Requirement => Set down all of the entries word for word, omitting the images they contain.

Given entries =>

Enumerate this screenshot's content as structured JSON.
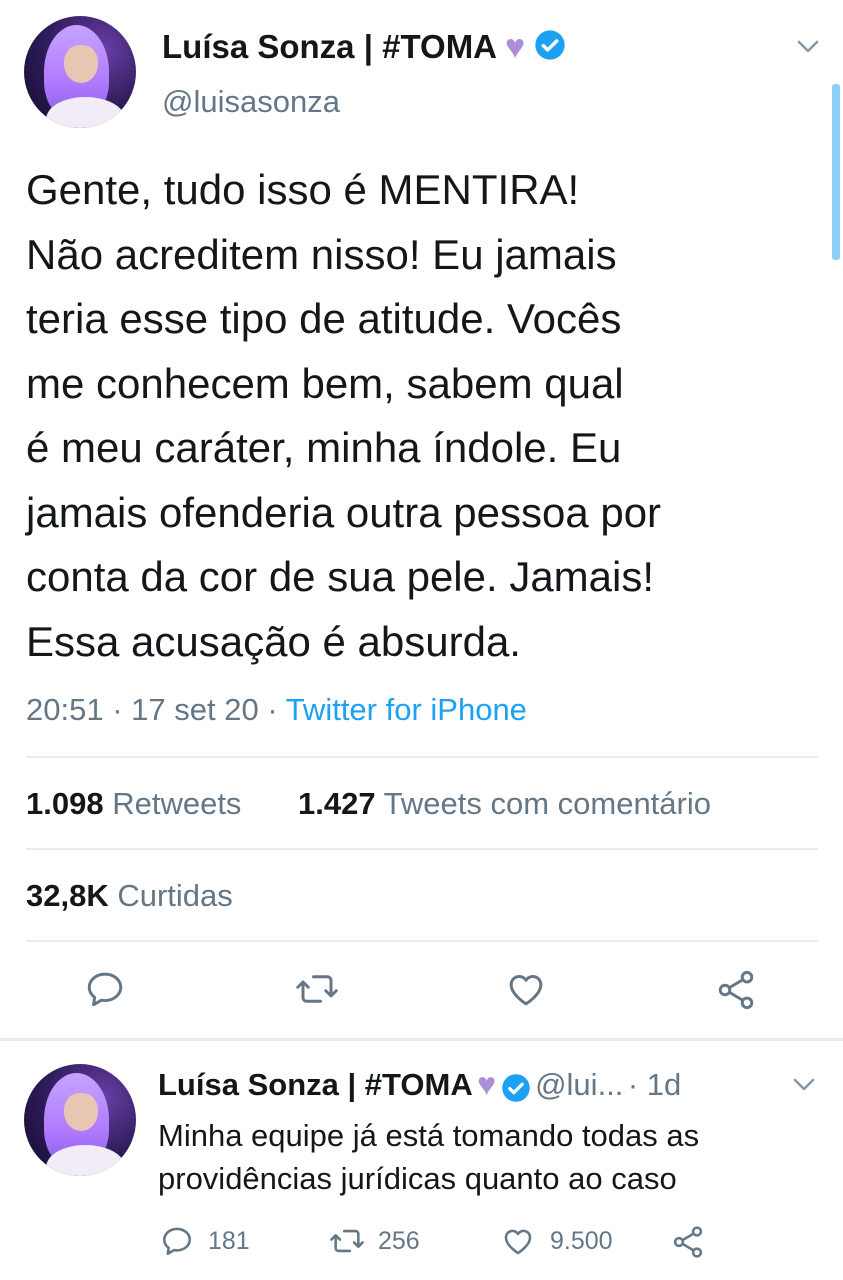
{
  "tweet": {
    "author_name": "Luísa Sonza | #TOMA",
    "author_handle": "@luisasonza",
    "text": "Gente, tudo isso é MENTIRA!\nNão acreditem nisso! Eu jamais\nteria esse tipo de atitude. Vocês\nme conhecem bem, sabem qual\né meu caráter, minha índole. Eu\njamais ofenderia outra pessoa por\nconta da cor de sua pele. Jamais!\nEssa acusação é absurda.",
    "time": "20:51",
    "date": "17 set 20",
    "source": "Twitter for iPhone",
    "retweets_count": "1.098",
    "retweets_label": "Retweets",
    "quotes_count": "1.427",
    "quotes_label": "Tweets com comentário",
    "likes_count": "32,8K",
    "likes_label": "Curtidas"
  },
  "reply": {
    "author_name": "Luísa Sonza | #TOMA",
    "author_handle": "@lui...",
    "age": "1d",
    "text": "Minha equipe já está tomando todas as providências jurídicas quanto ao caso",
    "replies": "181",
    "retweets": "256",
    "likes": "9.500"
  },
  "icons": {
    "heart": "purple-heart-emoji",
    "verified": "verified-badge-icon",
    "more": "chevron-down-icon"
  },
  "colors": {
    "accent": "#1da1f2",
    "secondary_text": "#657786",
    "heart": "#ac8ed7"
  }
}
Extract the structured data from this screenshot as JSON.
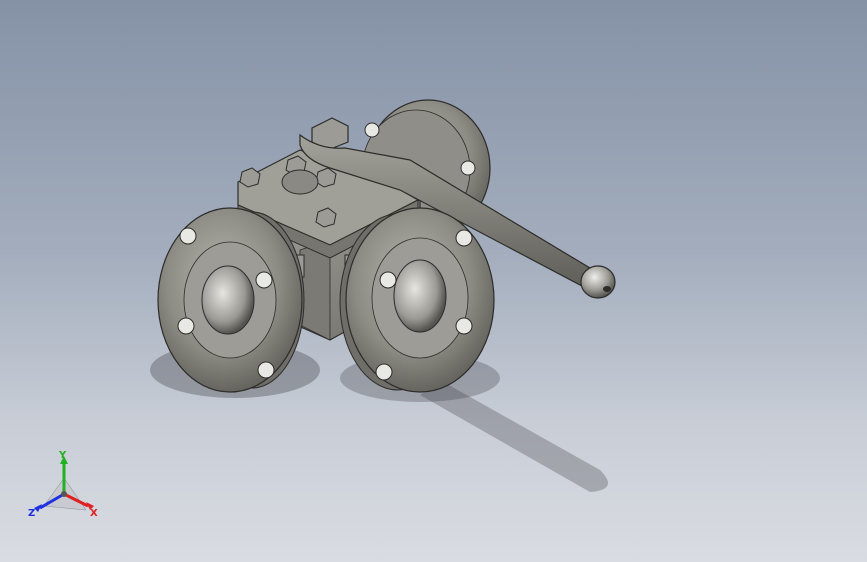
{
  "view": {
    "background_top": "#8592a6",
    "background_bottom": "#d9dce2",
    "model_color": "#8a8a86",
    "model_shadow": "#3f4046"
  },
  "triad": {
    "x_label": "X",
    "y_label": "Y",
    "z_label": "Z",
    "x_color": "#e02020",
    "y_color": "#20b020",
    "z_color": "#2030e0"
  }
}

Answer space =>
Enumerate this screenshot's content as structured JSON.
{
  "tweet": {
    "author_name": "Luísa Sonza | #TOMA",
    "author_handle": "@luisasonza",
    "text": "Gente, tudo isso é MENTIRA!\nNão acreditem nisso! Eu jamais\nteria esse tipo de atitude. Vocês\nme conhecem bem, sabem qual\né meu caráter, minha índole. Eu\njamais ofenderia outra pessoa por\nconta da cor de sua pele. Jamais!\nEssa acusação é absurda.",
    "time": "20:51",
    "date": "17 set 20",
    "source": "Twitter for iPhone",
    "retweets_count": "1.098",
    "retweets_label": "Retweets",
    "quotes_count": "1.427",
    "quotes_label": "Tweets com comentário",
    "likes_count": "32,8K",
    "likes_label": "Curtidas"
  },
  "reply": {
    "author_name": "Luísa Sonza | #TOMA",
    "author_handle": "@lui...",
    "age": "1d",
    "text": "Minha equipe já está tomando todas as providências jurídicas quanto ao caso",
    "replies": "181",
    "retweets": "256",
    "likes": "9.500"
  },
  "icons": {
    "heart": "purple-heart-emoji",
    "verified": "verified-badge-icon",
    "more": "chevron-down-icon"
  },
  "colors": {
    "accent": "#1da1f2",
    "secondary_text": "#657786",
    "heart": "#ac8ed7"
  }
}
Extract the structured data from this screenshot as JSON.
{
  "view": {
    "background_top": "#8592a6",
    "background_bottom": "#d9dce2",
    "model_color": "#8a8a86",
    "model_shadow": "#3f4046"
  },
  "triad": {
    "x_label": "X",
    "y_label": "Y",
    "z_label": "Z",
    "x_color": "#e02020",
    "y_color": "#20b020",
    "z_color": "#2030e0"
  }
}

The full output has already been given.